Look through the entries. Copy each line that has the word "user".

[Stored records]
····················

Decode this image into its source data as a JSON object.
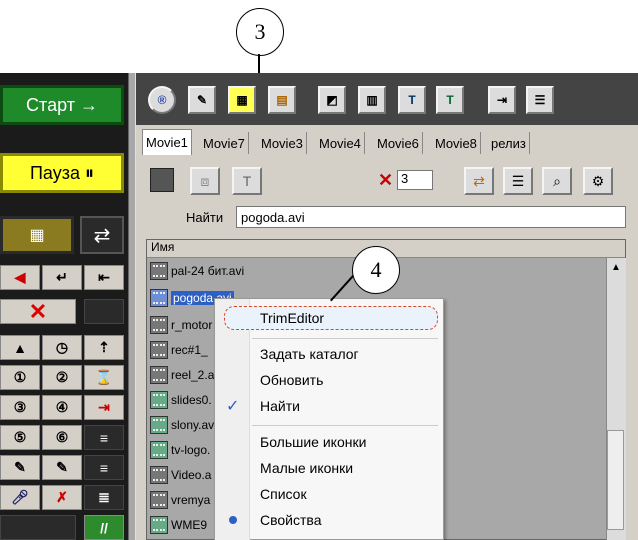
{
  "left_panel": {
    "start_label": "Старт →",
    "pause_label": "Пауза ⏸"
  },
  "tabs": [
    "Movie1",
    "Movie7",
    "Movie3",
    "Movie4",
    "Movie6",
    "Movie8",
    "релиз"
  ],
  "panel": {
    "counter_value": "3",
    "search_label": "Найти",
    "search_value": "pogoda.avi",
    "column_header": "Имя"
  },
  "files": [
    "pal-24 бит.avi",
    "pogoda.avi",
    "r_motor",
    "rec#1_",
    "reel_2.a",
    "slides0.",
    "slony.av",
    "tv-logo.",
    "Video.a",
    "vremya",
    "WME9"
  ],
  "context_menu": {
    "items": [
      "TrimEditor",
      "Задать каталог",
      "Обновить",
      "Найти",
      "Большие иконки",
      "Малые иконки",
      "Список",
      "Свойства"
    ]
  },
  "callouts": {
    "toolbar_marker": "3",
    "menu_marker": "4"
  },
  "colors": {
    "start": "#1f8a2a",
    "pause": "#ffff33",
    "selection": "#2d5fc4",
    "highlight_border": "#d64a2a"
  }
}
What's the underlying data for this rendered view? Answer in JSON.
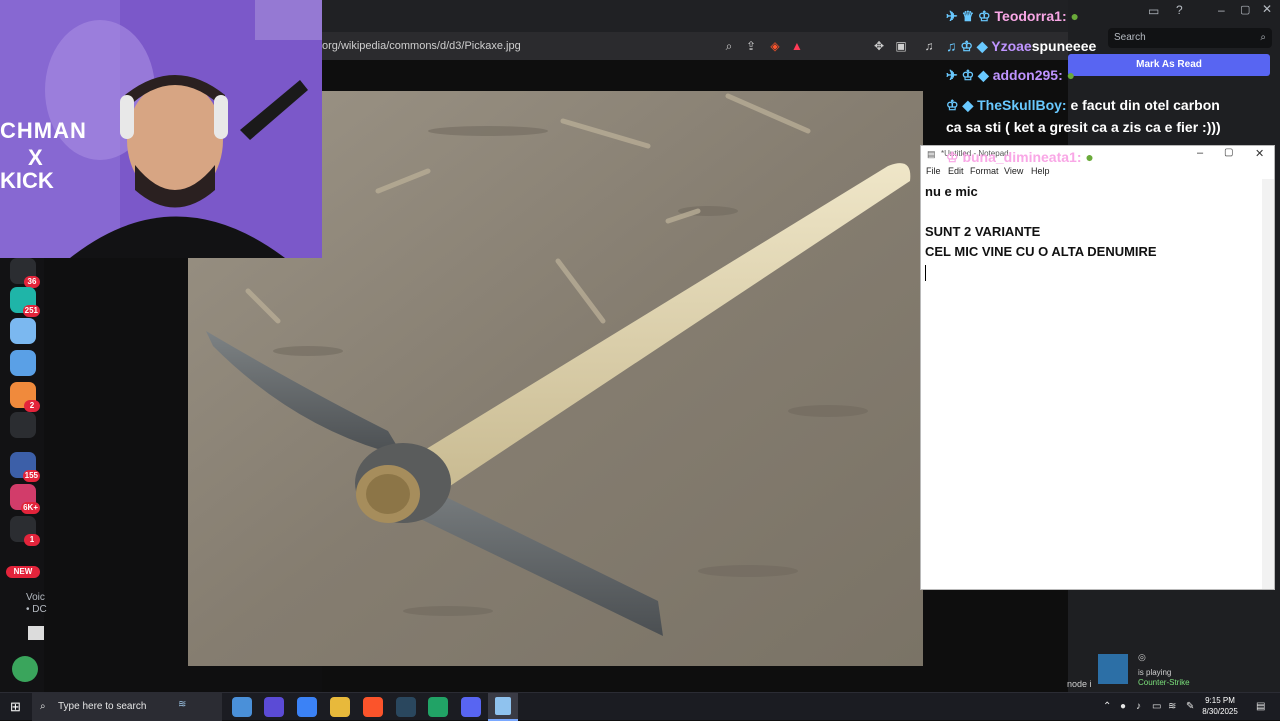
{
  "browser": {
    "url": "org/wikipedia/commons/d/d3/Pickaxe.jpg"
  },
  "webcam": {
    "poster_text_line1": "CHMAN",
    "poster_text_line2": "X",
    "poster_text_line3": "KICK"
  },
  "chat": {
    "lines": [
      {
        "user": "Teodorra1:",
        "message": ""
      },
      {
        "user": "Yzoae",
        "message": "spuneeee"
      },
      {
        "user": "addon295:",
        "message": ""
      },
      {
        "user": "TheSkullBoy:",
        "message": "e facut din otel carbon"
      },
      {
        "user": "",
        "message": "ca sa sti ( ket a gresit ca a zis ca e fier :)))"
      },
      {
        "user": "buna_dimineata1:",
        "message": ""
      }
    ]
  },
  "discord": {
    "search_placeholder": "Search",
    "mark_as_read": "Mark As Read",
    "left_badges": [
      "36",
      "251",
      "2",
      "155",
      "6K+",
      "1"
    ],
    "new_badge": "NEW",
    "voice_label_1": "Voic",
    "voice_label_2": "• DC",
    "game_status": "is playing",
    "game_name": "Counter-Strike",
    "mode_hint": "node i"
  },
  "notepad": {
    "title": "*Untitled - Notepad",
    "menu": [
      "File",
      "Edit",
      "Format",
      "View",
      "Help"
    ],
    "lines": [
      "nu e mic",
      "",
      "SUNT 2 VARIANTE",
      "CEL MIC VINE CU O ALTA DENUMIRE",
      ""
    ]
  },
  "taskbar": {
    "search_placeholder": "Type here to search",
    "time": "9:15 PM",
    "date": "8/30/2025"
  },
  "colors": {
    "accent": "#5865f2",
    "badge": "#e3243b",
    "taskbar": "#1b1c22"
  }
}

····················

• [EXPECTED ANSWER]
        "user": "Teodorra1:",
        "user": "Yzoae",
        "user": "addon295:",
        "user": "TheSkullBoy:",
        "user": "",
        "user": "buna_dimineata1:",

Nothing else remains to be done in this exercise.